For each line below that includes the word "Parque", make a copy.

=== Begin Enclosure ===

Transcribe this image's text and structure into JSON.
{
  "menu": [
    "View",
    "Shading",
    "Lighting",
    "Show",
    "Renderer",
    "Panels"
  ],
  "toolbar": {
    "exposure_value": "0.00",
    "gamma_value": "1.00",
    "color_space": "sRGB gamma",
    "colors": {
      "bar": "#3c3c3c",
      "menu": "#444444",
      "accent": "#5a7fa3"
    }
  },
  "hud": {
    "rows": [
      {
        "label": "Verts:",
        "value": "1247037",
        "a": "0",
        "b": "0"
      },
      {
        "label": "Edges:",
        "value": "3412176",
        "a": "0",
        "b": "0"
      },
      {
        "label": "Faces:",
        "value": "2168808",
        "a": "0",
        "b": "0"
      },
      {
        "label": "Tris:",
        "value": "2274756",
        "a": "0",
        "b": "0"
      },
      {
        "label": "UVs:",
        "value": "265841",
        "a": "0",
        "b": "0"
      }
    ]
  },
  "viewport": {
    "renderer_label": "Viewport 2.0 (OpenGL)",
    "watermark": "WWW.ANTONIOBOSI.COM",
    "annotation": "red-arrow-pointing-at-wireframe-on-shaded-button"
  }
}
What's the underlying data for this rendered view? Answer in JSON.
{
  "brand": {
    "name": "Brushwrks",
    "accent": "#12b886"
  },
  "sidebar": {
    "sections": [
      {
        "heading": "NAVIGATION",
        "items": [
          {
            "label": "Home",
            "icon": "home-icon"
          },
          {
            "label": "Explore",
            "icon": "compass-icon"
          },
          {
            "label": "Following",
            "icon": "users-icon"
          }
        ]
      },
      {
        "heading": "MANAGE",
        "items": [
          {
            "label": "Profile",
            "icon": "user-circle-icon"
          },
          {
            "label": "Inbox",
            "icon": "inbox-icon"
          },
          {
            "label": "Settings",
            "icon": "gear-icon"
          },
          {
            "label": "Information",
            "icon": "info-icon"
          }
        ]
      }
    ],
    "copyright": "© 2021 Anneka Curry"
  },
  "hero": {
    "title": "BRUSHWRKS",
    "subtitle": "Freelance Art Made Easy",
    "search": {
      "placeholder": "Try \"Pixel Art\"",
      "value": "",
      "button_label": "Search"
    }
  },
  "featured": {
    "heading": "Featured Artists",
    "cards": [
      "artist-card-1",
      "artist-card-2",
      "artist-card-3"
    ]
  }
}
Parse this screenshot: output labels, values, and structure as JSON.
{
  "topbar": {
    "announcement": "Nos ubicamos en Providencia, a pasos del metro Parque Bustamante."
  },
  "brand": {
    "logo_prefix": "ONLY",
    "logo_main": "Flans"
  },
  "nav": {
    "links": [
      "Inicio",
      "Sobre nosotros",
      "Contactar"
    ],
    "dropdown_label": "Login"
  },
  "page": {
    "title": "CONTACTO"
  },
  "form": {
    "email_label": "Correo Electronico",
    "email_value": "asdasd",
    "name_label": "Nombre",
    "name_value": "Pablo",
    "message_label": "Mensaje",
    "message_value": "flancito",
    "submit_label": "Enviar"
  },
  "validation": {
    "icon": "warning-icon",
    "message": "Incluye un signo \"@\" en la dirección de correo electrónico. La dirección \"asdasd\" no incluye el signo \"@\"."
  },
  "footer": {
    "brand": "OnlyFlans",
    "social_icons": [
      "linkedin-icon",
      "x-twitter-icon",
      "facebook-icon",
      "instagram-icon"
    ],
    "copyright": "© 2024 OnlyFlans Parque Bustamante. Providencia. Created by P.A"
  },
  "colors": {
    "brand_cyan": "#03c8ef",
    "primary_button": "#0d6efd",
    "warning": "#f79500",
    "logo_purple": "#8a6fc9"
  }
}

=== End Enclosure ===

# RESPONSE AREA
    "announcement": "Nos ubicamos en Providencia, a pasos del metro Parque Bustamante."
    "copyright": "© 2024 OnlyFlans Parque Bustamante. Providencia. Created by P.A"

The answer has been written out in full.